Every person should be able to learn and have their learning rewarded and recognised.
We firmly believe this, and it's what drives us to design and develop our application in an accessible and inclusive way. We know a lot of our current and future users will rely on assistive technology in order to do what they need to do. We don't want to be another obstacle for them - we want to supercharge their workflow and support them as much as possible.
That's why we have built accessibility into our process from the very beginning, and why we'll continue to do so with any feature we release in the future.
Our accessibility process
Whereas some companies tack on accessibility as an additional 'nice-to-have' after everything has been built, we opt to bake accessibility into our design and development process as standard, so we are consistently delivering a good experience for everyone.
Accessibility is a very broad field, but to give a few simple examples of how we design inclusively, we:
- Maintain an accessible design system - we ensure our design tokens and components meet certain standards (e.g. WCAG 2.1 AA) for things like contrast, colour and sizing. This makes building entire interfaces in an accessible way much easier further down the process because most of the decisions around the interface are already made and have already considered accessibility. There's less room for error on our part.
- Regularly review the UI with accessibility checkers - there are a number of tools we use to monitor the UI and dissect any potential accessibility issues in the interface before they are finalised.
- Optimise copy - we want all our content to be easy to understand and read, therefore we optimise it during the design phase to make it as simple and effective as possible.
We don’t stop at design though - we recognise that development plays a very key role in creating an accessible experience and so we continue to improve and monitor accessibility there, by:
- Considering assistive technology throughout the build - while developing a feature we will consider how someone with assistive technology would use the system. We build in a simple, semantic way to achieve as much compatibility with tools like screen readers as possible, and include aria attributes and alt text wherever relevant to ensure the interface is logical.
- Analyse how the app works with assistive technology - we use a number of automated tools to help us spot any potential accessibility issues. This includes tools like taba11y which helps visualise the tab order of a page and Google Lighthouse which detects basic issues on different pages and informs us of how to fix them.
- Manually complete tasks with assistive technology - we recognise that automated accessibility tests could never give you a full picture of the experience for someone using assistive technology, which is why we regularly complete tasks in the app using the same tools our users will rely on. Often, the automated tools have found most of the issues but we’ll spot one or two things that could be improved to really optimise the experience.
Ultimately what we aim to achieve is that anyone who receives a credential through our platform can quickly access it and use it to prove their experience and skills. That’s our main goal.
We use the WCAG to guide our decisions and aim to meet their AA standard (often we also meet numerous AAA criteria, too).

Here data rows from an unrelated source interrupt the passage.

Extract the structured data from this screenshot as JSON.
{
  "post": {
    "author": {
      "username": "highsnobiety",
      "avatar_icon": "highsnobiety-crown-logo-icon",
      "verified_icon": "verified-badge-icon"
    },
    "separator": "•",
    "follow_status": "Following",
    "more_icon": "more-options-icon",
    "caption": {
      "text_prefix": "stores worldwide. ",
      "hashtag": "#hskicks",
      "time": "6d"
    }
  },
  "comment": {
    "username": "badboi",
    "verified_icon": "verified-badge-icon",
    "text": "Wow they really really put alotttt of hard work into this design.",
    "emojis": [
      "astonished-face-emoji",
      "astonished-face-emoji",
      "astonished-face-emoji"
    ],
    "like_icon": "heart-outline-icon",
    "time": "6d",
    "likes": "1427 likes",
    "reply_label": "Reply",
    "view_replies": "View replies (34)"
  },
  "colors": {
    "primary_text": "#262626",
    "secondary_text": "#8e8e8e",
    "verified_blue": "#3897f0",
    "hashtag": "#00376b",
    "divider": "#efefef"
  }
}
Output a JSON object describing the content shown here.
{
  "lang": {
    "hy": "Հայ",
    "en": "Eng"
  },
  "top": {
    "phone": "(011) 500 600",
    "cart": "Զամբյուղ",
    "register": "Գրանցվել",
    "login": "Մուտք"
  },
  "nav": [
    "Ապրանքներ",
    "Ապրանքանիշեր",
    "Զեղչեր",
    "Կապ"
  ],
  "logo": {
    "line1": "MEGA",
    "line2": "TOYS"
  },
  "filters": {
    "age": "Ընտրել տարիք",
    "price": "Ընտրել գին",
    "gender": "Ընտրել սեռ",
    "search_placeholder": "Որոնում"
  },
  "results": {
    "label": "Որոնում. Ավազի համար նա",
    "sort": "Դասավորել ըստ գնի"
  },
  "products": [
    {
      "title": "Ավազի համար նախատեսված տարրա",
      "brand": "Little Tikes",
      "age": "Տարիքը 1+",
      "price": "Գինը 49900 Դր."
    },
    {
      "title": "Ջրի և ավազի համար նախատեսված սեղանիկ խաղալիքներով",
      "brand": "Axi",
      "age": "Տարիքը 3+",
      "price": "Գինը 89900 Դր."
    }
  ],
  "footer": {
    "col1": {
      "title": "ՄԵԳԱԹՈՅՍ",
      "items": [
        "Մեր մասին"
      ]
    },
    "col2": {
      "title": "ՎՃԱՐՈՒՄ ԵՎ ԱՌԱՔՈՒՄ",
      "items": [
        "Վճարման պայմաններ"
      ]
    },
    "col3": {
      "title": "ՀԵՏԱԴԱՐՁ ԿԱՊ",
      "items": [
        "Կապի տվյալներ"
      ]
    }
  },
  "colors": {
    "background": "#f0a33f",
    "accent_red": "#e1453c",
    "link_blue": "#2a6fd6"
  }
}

As a result of all our hard work and planning, the app is consistently accessible across all areas (we don’t limit this strategy just to learners, we consider institutional users and recruiters in the same way). We are WCAG 2.1 AA compliant and achieve 100/100 on all Google Lighthouse accessibility audits.
However, we understand that there is no such thing as perfect accessibility, and so we welcome anyone (be it one of our users, or an accessibility specialist) to speak to us if they spot anything they think could be improved. We are committed to making the experience as good as possible.
Want more information?
We have an accessibility statement available here for you to read through, which goes into much more detail about our strategies and details which WCAG 2.1 specification criteria we meet.